Component data from apps and pages ::

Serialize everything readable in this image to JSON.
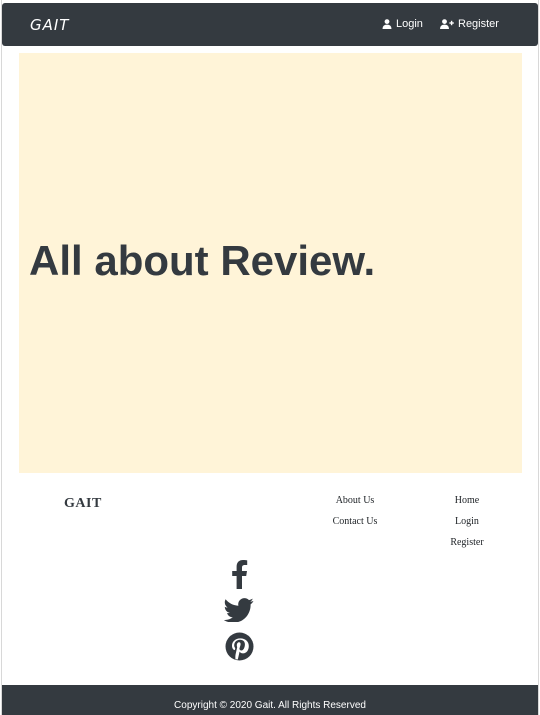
{
  "navbar": {
    "brand": "GAIT",
    "login_label": "Login",
    "register_label": "Register"
  },
  "hero": {
    "title": "All about Review."
  },
  "footer": {
    "brand": "GAIT",
    "column_1": [
      "About Us",
      "Contact Us"
    ],
    "column_2": [
      "Home",
      "Login",
      "Register"
    ],
    "social_icons": [
      "facebook-icon",
      "twitter-icon",
      "pinterest-icon"
    ],
    "copyright": "Copyright © 2020 Gait. All Rights Reserved"
  },
  "colors": {
    "navbar": "#343a40",
    "hero_background": "#fff4d8",
    "text_dark": "#343a40"
  }
}
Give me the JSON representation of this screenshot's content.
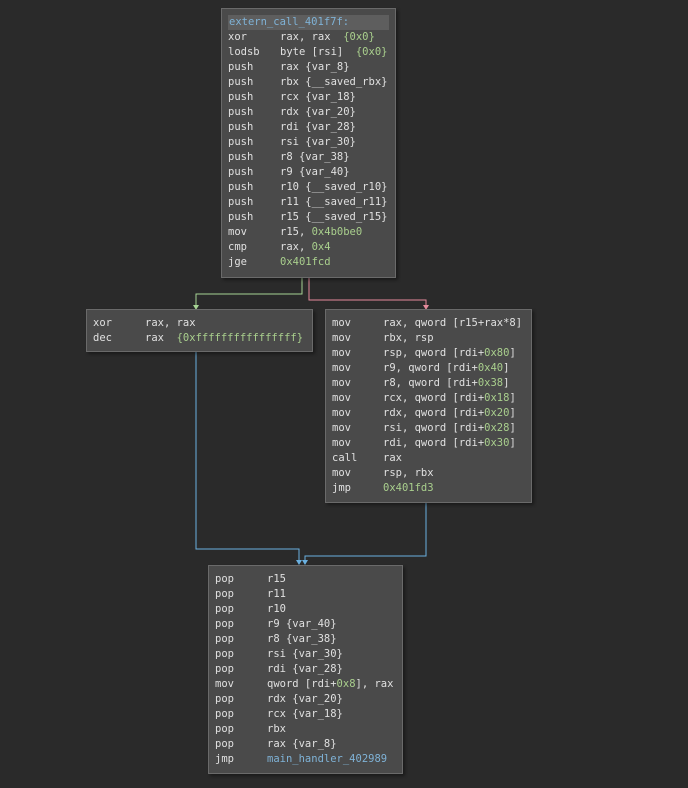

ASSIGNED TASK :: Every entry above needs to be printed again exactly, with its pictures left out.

EXPECTED ANSWER ::
Serialize everything readable in this image to JSON.
{
  "navbar": {
    "brand": "GAIT",
    "login_label": "Login",
    "register_label": "Register"
  },
  "hero": {
    "title": "All about Review."
  },
  "footer": {
    "brand": "GAIT",
    "column_1": [
      "About Us",
      "Contact Us"
    ],
    "column_2": [
      "Home",
      "Login",
      "Register"
    ],
    "social_icons": [
      "facebook-icon",
      "twitter-icon",
      "pinterest-icon"
    ],
    "copyright": "Copyright © 2020 Gait. All Rights Reserved"
  },
  "colors": {
    "navbar": "#343a40",
    "hero_background": "#fff4d8",
    "text_dark": "#343a40"
  }
}
Give me the JSON representation of this screenshot's content.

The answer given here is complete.